Chapter 1 explains the different categories of advertising that exist and their purpose. The main purpose of advertising is to draw the consumer's attention to a product, person, or idea. This is done through different strategies, using a diversity of media to transmit the desired information.
One of the categories that interested me more is Public Service advertising, which it is usually non-profit and/or sponsored by the government. These adds however, seem to be more likely to use chocking imagery or statements to get their message across. The sample offered in page 4 is related to reckless teen driving, and presents and add that reads: "Let's get ice cream after you paralyze us."
I found that public interest advertising seems to favor shocking statements or images to promote awareness and deliver a quick, powerful message. Another example is this image of a campaign against smoking:
Just like the teen driving campaign, this image delivers a message likely to provoke an emotional reaction on the viewer. However, this tendency towards shock seems to derive from our modern culture's increasing conformity and familiarity with advertising. It is becoming more difficult to draw attention to a message with regular images, and shock seems to be the most useful tool to overcome this.
This chapter discusses the different phases that go into the creation and implementation of an advertising campaign. There are more steps involved in it than what we are accustomed to as design students. However when I read the personal anecdote by Bill Schwab about how they found a better design concept for the advertising of United Airlines in a book, looking for a different image, it made it look much closer to what the creative process looks like for a student, and it made me think about how the way we get ideas for our current design projects can be useful in the future.
I enjoyed the lawyer's add in page 20, in which the text makes the persona of the lawyer look much more approachable and charismatic. However in some of them it was hard to tell from a first look what the advertisement was about. Like the headline 'If you think life is complicated, wait till you get to death.'Furthermore, the text that explains he is a lawyer seems too small and too long to catch the attention of a viewer in a hurry. However it is more elegant and smart than most of the lawyer advertisements out there, which tend towards cheese imagery or distasteful statements like the one shown to the left. While still trying to connect to the customer through comedy, this add is less successful due to its cliche imagery and language.
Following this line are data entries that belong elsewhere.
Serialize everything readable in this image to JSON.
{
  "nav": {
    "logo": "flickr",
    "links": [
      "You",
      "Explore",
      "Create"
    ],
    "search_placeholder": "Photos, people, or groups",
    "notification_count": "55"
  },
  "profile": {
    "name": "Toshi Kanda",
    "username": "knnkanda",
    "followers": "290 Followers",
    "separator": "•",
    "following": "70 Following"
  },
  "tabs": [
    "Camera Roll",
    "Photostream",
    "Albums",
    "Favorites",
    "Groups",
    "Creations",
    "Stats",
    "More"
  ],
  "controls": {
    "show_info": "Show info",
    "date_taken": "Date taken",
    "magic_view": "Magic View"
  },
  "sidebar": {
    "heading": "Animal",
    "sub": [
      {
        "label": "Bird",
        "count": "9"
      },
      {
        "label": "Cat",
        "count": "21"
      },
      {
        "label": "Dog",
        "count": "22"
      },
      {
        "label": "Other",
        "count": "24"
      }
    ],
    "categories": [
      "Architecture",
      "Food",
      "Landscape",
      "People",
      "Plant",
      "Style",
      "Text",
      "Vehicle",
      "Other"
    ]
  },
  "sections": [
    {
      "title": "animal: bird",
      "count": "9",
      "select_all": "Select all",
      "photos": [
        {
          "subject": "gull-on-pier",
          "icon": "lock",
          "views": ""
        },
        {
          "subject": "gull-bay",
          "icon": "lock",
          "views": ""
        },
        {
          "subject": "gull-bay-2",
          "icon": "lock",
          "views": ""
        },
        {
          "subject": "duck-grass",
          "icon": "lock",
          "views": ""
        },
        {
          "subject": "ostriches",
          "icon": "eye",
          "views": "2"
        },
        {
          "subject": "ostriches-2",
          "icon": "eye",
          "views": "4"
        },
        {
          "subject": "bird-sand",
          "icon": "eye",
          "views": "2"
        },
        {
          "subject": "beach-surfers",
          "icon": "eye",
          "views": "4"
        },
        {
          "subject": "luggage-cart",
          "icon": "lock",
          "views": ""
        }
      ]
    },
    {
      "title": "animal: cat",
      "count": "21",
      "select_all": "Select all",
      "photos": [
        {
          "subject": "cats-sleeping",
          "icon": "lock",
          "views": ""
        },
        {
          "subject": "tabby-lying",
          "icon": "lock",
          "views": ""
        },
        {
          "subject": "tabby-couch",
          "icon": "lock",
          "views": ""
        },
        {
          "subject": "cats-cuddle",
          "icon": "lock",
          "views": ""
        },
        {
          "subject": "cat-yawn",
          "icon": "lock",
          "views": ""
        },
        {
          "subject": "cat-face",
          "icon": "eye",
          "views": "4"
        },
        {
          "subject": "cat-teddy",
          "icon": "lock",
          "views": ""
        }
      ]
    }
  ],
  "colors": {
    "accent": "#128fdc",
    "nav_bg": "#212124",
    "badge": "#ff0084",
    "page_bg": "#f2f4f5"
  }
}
This chapter introduces the creative process and how to stimulate creative thinking. There are different approaches to the development of ideas, brainstorming sessions, mapping, storyboards, are useful tools that aid the creative process and stimulate new ideas. Thinking metaphorically is one of the attributes that the chapter discusses as a quality of good thinkers. An example image in page 34 shows how this type of thinking can be put into practice. Here the product is an expensive bag, the advertisement shows the valuables inside a stolen bag being left behind by the criminals, suggesting they took the bag instead due to its appeal.
This type of advertisement can be dangerous though, since it doesn't shows the product itself and bases all of the weight of the campaign in the brand name and its high price. By doing this it emphasizes the role of the bag as a status symbol rather than as a product, which could be taken as a critique to some customers. However it is more creative and entertaining than the cliche handbag advertisements, which usually just show a famous figure in a sexy pose with the product, like this one.
Here the role of the brand and the factors that contribute to its success are discussed. Different parameters are explained which are central in the development of a brand, like relevance, differentiation, usefulness. At the same time common approaches to constructing the brand are explained, these are usually tied to the the ideas that the brand wants to convey, and how it wants or needs to market itself to the audience.
The advertisement for Daffy's in page 61 shows how rebellion and non-conformity can be an appealing strategy to promote a brand. Here a shirt is giving an offensive gesture aimed at those who suggested its expensive retail price, emphasizing how Daffy's sells it for less. This type of strategy can be appealing to a wide audience and it carries the message well, however some could see it as offensive.
Another example of a daring, but effective advertisement id this one for a fitness group. Here the chest of a man is formed by the picture of a woman's buttocks, working as a double meaning. While these adds might seem a little risky, they are also ingenius and humorous.